William Micajah Clark

William Micajah Clark, Sr.


Bill attended private schools in Russellville. After a time at Bethel College, he left school to work for the Louisville and Nashville Railroad in Birmingham, Alabama. He worked his way up from a laborer in the yards to a worker in the station manager’s office, where he met his future father-in-law. Bessie B. Millar Tayman and Bill were married in her home on November 14, 1914. The couple honeymooned in Chicago and then returned to live in Alabama, first in a little cottage at the end of the street car line, then with the Taymans.

Bill and Bess had their first two children in Alabama: William Micajah, Jr. and Muriel Millar. In 1921, Bill became a salesman for the Chicago Pneumatic Tool Co. A promotion to district manager in 1924 caused the family to move to Knoxville, Tennessee, where the youngest daughter Betty Anne was born. The depression years affected the tool business and when the Knoxville office closed in 1931, Bill was transferred back to Birmingham. A year and a half later, Bill was jobless. He quickly found work with the Caterpillar Tractor dealership in Nashville, Tennessee and the Clarks lived there for almost a year. However, when the invitation to return to Knoxville and work for a friend’s Caterpillar Tractor Co. was offered, the family moved. Having lost all of his investments in the crash and his savings in a bank failure, Bill worked extra hard to recover his losses.
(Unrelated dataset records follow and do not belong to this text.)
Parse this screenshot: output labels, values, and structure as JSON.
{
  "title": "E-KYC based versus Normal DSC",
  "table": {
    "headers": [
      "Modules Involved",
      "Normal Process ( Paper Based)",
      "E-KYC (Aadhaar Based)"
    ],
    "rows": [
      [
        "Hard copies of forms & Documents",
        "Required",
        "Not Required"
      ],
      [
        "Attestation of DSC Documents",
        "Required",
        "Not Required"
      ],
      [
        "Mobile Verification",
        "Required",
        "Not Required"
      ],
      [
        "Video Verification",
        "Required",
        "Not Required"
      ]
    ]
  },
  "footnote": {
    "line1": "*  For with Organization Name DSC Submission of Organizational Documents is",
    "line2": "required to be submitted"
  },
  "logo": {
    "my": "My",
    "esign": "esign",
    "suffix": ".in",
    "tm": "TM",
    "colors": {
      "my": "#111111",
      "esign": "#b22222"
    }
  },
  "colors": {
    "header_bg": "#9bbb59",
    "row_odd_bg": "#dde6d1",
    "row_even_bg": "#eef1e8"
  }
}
A sympathetic observer might comment on the series of losses that followed Bill Clark all through childhood; or he might rejoice over the many family members who loved and cared for Bill each time death uprooted him. Bill was born to Oswin Ashby Clark and Mary Stewart Morton in Russellville, Kentucky. His mother died of tuberculosis when Bill (also called Will or Red) was just 2 ½ years old. Bill and his father moved in with his Clark grandparents Micajah and Elizabeth. When Bill was 10 years old, his father died. Four years later, Bill’s grandmother passed away. Left in the care of his 75-year old grandfather, Bill’s Aunt Lena Clark King, a widow with four children, moved into the Clark household. She supported her father, nephew, and children, including a blind adult son, by working at the post office.

In 1936, Bill cashed in several insurance policies and started his own machinery company. Bill fell ill in August of that year after returning from a trip to Lebanon, Tennessee. He died the next morning, August 20, at home. He was 43 years old and his wife was left with 18 year-old Billy, about to start college, and Muriel and Betty, just 15 and 11 years old.
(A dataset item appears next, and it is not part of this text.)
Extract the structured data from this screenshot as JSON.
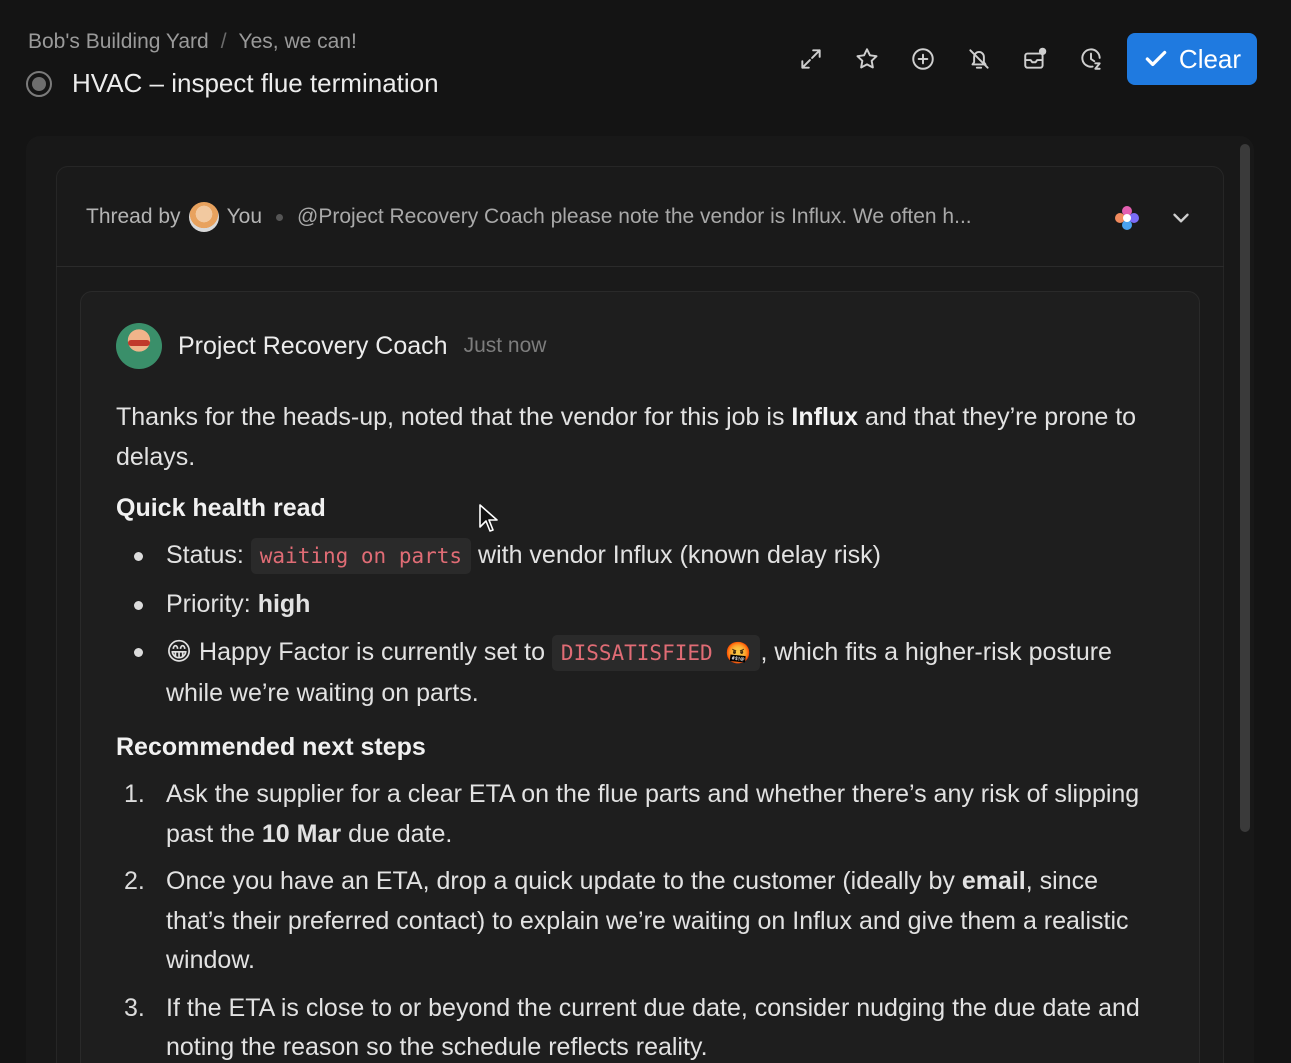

Bill’s life ended as it had begun, with family members pitching in and caring for one another. Bess downsized to a two-bedroom apartment and sold off her cars and much of the furniture. Billy and Muriel both worked part-time to help make ends meet; and when Betty Anne graduated from high school, she also took on part-time work. Together they managed to make it through the lean times, obtain educations, and help purchase a family home, once again. When the children married and moved away, Bess lived with her kids, first with Muriel in Kingsport, Tennessee; then with Billy in Terre Haute, Indiana; and finally with Betty Anne in La Follette, Tennessee until she passed in 1988 at the age of 93.